Earlier this month, Bolsonaro also replaced his longtime energy minister, Bento Albuquerque, days after Petrobras reported record quarterly profits.
Bolsonaro said those profits amounted to "rape," and called on Albuquerque and Coelho to stop Petrobras from raising prices.
However, Albuquerque and the Energy Ministry had no direct role in price decisions by Petrobras, whose pricing policy is based on the international oil market.
Disregarding the president's fervent demands, Petrobras went on to hike diesel prices by an additional 8.9 percent in the following days.
According to a statement by the Mining & Energy Ministry, proposed new Petrobras president Andrade holds degrees from Harvard and Duke universities in the United States.
"The nominee has all the qualifications to lead the company to overcome the challenges imposed by the current situation," the government statement said.
But according to economist Andre Perfeito of the consulting firm Necton, Brazilians should likely expect more of the same given Andrade's background.
"It does not seem reasonable to assume that Petrobras' pricing policy will change, quite the contrary," Perfeito said in a statement.
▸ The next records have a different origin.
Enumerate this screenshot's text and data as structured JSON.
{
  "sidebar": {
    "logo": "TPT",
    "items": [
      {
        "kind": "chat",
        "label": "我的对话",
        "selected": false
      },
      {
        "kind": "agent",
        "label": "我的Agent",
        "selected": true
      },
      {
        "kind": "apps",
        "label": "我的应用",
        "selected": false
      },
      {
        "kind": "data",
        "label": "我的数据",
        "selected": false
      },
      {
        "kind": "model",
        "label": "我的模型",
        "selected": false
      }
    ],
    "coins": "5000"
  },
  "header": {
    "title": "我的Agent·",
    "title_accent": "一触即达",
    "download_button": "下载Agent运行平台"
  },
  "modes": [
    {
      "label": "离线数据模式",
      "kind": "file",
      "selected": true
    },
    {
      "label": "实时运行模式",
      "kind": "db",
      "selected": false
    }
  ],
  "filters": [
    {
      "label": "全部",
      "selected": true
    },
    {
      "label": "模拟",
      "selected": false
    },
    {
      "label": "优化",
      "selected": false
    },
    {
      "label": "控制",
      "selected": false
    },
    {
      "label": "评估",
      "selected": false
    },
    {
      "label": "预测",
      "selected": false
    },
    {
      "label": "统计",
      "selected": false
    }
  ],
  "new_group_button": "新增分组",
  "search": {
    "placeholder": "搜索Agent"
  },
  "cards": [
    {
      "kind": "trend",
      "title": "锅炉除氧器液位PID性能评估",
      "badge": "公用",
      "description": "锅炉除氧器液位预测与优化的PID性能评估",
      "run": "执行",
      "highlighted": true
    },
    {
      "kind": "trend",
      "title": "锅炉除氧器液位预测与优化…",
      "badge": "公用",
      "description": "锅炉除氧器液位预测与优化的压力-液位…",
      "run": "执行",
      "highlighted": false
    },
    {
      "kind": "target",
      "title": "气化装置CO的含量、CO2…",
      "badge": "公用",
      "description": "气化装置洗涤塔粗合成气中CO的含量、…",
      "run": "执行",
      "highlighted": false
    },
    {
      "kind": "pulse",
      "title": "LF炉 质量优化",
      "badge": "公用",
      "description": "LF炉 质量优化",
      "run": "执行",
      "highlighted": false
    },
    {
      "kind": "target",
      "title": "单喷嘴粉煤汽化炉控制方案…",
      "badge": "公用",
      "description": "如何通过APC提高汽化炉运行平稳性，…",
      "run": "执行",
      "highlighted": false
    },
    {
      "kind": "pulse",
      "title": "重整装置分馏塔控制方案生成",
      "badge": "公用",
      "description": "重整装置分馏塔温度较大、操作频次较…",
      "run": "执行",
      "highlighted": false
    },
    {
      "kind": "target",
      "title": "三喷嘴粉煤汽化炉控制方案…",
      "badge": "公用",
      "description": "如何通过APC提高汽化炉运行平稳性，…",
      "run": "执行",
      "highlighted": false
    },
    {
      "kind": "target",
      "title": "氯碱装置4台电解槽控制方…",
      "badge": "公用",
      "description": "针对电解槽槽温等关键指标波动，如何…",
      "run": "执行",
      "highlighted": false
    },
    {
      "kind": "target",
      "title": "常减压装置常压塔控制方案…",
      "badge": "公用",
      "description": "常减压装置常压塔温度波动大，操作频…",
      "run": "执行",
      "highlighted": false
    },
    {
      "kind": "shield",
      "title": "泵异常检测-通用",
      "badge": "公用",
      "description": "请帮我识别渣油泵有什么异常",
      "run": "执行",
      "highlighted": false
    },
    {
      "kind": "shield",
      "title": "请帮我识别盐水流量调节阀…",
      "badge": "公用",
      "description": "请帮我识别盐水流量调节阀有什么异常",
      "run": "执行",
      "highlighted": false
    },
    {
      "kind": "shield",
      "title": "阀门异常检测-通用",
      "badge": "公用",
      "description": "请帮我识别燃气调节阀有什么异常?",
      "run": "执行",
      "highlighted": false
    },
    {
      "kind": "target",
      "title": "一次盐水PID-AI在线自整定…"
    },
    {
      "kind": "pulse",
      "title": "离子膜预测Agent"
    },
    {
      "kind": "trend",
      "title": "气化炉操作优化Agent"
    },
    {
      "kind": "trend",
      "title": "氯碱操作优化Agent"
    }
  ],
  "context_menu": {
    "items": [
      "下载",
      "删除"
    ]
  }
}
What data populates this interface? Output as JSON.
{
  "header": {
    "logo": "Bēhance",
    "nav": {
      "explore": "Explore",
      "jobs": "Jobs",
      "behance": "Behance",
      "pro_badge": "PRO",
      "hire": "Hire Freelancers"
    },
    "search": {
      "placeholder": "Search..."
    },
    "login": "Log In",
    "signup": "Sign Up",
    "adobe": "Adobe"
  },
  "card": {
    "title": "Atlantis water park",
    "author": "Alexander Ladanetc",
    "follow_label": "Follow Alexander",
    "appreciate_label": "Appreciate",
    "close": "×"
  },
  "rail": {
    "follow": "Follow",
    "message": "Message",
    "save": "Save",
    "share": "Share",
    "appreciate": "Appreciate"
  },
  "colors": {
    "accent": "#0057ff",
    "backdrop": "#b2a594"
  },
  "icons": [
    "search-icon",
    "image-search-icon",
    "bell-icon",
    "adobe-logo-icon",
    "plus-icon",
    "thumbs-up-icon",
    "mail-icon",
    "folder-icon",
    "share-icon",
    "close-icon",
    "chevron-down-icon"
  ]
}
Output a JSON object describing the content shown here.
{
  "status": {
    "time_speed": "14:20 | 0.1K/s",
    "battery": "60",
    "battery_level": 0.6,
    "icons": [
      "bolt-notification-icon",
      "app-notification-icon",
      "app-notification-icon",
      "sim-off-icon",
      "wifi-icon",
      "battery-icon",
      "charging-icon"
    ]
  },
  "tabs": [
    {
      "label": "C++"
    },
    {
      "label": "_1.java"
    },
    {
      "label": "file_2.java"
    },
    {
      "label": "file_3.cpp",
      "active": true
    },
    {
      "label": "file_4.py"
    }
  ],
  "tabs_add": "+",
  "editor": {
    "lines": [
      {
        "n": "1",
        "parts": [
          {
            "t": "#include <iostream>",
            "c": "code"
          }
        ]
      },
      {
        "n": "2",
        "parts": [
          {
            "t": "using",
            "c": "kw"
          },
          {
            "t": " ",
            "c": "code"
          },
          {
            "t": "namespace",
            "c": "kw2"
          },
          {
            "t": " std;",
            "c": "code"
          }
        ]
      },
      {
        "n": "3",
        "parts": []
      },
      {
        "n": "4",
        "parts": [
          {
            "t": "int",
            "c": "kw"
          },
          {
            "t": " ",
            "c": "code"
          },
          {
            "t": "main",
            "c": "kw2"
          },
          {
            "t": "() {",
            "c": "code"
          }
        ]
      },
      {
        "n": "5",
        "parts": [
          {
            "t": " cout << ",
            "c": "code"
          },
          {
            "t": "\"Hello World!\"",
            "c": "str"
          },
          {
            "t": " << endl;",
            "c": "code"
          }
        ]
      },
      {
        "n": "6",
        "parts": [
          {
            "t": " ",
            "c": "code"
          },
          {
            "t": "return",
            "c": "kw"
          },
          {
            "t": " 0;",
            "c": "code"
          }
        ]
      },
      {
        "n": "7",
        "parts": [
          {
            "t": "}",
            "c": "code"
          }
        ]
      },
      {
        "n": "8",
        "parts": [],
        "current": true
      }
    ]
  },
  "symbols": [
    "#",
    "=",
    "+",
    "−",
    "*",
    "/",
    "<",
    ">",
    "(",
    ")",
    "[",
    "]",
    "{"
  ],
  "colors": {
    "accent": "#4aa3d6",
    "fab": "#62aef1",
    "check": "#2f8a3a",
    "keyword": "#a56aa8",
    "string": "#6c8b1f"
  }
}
"Andrade is a professional with liberal values and close to [Economy] Minister Paulo Guedes," who launched a study of privatizing Petrobras, added Perfeito.